Secondly (I have) an honorary chieftain’s title because of my role in society. That enables me to give advice, and people come (to my home) all the time for consultation.
All of your children are involved in the school. How do you keep them from feeling like they’re living their father’s dream? Or is that even a problem in Nigeria? Do families here share common goals?
Right, especially if you sell the dream to them. If you don’t sell it to them, they won’t have it, no matter where you live. You have to … let them see how it relates to their future, how it relates to society.
You can see how every morning people are waiting to see me, because they have problems that the government is not able to solve … so they come here (hoping to find) a solution right away. These are the sorts of things my children have accepted as responsibilities for leadership.
And that’s why it was easy for us to acquire 250 acres of land (for the university), because the people believe in it.
What can churches in the West do to effectively help the work in Nigeria?
Let them realize that Nigeria in the 21st century – Africa in the 21st century – is not the Africa of the Dark Ages, not the “Dark Continent.” With that realization, we need churches of Christ to try to help us financially and in their prayers.
Do you encounter criticism because of your close ties to the United States and U.S. churches?
No, not here. Nigerians generally like Americans, except in the Muslim areas (in the north) … and Muslim country is about 1,000 miles away from here.
Sometimes it seems that much of the world has turned against the United States. Do you agree?
You need to rethink that. You have friends you have not considered.
Like when Elijah, God’s servant, said “I am the only one left,” (1 Kings 19:14), God (showed Elijah) he was not alone. We have many people who love God. We are not alone.

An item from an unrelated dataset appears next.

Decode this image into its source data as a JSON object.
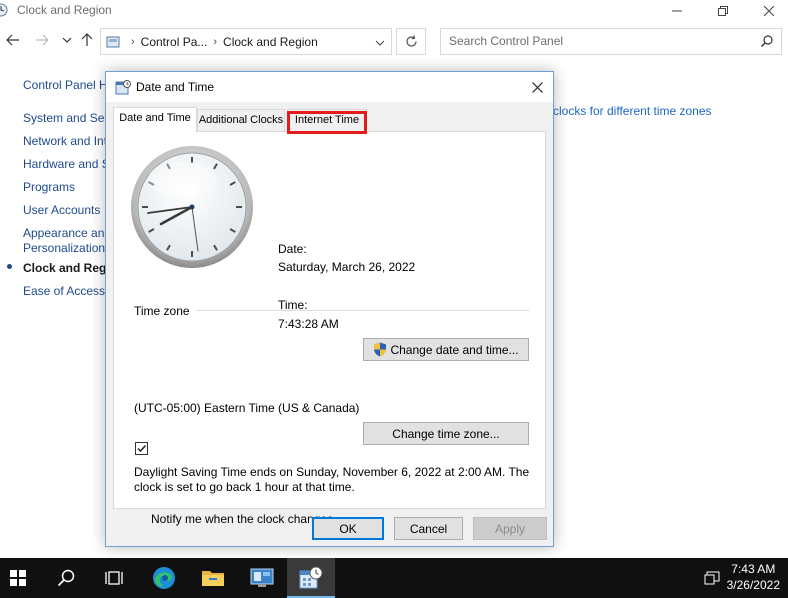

And America is not alone. Many, many people pray for the progress of America because your success is our success.
And if you fail, the world will fail. We know that.